◆ **EXTRACTED DATA**
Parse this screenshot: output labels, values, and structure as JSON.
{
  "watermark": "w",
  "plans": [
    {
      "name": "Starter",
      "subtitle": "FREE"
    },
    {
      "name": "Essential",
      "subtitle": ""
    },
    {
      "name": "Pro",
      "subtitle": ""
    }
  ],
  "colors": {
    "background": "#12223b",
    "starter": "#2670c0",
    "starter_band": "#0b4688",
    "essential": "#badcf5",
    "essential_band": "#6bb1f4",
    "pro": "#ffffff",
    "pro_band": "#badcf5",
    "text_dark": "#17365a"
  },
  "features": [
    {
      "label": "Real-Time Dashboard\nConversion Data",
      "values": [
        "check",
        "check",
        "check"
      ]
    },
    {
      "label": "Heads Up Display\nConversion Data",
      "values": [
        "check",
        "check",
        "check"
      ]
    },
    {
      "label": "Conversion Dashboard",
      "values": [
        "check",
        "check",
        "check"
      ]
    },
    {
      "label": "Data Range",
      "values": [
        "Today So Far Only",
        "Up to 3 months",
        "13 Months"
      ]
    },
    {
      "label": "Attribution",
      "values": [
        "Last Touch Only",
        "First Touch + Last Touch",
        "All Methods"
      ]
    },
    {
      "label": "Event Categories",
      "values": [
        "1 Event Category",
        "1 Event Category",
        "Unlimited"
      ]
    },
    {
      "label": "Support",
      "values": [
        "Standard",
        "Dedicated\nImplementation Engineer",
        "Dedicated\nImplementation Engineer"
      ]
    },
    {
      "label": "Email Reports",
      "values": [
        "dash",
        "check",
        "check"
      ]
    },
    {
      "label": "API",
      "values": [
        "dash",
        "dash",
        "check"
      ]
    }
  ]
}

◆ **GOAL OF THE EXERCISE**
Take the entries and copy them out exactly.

◆ **ANSWER**
Parse this screenshot: output labels, values, and structure as JSON.
{
  "watermark": "w",
  "plans": [
    {
      "name": "Starter",
      "subtitle": "FREE"
    },
    {
      "name": "Essential",
      "subtitle": ""
    },
    {
      "name": "Pro",
      "subtitle": ""
    }
  ],
  "colors": {
    "background": "#12223b",
    "starter": "#2670c0",
    "starter_band": "#0b4688",
    "essential": "#badcf5",
    "essential_band": "#6bb1f4",
    "pro": "#ffffff",
    "pro_band": "#badcf5",
    "text_dark": "#17365a"
  },
  "features": [
    {
      "label": "Real-Time Dashboard\nConversion Data",
      "values": [
        "check",
        "check",
        "check"
      ]
    },
    {
      "label": "Heads Up Display\nConversion Data",
      "values": [
        "check",
        "check",
        "check"
      ]
    },
    {
      "label": "Conversion Dashboard",
      "values": [
        "check",
        "check",
        "check"
      ]
    },
    {
      "label": "Data Range",
      "values": [
        "Today So Far Only",
        "Up to 3 months",
        "13 Months"
      ]
    },
    {
      "label": "Attribution",
      "values": [
        "Last Touch Only",
        "First Touch + Last Touch",
        "All Methods"
      ]
    },
    {
      "label": "Event Categories",
      "values": [
        "1 Event Category",
        "1 Event Category",
        "Unlimited"
      ]
    },
    {
      "label": "Support",
      "values": [
        "Standard",
        "Dedicated\nImplementation Engineer",
        "Dedicated\nImplementation Engineer"
      ]
    },
    {
      "label": "Email Reports",
      "values": [
        "dash",
        "check",
        "check"
      ]
    },
    {
      "label": "API",
      "values": [
        "dash",
        "dash",
        "check"
      ]
    }
  ]
}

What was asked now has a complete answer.